> **Problem to solve**:
For the records below, work out the number of lines holding "Ihnen" and reply with only that.
Exercise materials section start
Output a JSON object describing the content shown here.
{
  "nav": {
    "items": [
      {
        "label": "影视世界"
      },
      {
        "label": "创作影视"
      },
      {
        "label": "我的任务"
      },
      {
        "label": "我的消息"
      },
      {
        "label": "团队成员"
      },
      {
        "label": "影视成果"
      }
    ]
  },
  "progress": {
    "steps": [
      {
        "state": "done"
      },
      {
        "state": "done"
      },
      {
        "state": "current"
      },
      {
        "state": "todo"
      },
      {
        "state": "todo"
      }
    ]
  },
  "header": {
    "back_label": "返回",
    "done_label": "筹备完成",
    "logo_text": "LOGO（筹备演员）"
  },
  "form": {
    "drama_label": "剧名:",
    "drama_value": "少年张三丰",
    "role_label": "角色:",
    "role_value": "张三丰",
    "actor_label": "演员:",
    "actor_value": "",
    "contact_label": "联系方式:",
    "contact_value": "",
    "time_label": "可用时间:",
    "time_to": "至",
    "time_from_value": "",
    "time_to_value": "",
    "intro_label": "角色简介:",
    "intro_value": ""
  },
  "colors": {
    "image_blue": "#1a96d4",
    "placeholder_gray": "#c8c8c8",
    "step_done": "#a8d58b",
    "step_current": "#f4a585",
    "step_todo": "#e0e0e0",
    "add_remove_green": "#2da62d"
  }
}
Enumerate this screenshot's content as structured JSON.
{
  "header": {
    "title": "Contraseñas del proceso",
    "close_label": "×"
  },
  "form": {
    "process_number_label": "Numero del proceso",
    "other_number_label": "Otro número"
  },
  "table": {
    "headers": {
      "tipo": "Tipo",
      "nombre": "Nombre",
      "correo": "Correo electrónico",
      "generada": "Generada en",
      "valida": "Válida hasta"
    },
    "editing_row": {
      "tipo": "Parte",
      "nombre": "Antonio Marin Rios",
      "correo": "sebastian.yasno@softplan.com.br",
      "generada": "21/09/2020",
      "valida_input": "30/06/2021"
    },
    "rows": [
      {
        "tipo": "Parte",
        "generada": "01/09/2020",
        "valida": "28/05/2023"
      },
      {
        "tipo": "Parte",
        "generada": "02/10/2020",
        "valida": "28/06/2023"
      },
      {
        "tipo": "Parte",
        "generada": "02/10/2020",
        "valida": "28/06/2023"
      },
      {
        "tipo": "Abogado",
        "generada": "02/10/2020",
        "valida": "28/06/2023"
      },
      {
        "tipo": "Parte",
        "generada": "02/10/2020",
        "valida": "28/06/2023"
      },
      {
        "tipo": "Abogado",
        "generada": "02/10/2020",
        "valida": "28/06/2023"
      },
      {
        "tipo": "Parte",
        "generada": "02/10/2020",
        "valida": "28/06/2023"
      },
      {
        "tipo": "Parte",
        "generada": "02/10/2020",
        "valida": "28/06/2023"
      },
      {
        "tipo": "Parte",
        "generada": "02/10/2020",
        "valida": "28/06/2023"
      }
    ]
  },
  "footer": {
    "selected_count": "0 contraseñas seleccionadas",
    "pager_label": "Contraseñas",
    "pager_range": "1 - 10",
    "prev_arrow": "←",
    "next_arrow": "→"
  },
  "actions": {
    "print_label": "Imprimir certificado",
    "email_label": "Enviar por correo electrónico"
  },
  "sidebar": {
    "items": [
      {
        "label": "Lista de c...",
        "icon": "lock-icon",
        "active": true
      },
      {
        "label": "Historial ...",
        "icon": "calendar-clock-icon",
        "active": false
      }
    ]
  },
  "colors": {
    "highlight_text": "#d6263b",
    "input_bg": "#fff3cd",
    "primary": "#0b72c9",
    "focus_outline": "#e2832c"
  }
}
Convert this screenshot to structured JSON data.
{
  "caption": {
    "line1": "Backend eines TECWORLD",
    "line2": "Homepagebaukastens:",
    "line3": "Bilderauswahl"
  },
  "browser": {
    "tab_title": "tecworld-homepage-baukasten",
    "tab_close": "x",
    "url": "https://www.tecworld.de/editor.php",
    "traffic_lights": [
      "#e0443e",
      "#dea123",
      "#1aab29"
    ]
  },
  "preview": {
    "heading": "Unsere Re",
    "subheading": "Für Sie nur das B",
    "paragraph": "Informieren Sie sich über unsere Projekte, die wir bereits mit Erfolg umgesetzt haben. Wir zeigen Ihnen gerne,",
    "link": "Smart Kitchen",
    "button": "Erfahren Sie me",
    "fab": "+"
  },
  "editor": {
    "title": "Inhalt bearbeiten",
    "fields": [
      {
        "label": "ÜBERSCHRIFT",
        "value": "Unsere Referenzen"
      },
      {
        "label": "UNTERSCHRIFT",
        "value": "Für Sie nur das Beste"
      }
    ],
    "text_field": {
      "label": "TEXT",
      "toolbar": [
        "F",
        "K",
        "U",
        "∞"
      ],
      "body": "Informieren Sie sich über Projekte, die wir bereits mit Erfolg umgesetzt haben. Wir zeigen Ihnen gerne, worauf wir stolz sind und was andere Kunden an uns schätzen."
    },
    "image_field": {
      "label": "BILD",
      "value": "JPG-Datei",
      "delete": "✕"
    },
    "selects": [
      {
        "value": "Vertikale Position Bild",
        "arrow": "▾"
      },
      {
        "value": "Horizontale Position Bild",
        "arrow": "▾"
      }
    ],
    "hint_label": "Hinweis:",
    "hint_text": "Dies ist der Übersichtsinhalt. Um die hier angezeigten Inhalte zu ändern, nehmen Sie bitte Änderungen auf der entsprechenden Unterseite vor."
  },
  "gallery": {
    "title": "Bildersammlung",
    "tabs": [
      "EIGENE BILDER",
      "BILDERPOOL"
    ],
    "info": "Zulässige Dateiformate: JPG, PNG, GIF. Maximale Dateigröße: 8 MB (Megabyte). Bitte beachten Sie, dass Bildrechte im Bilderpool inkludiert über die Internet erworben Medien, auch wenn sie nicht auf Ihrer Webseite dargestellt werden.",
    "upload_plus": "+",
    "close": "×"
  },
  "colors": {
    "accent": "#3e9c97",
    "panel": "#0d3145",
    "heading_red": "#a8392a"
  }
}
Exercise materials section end
> **Completed task**:
2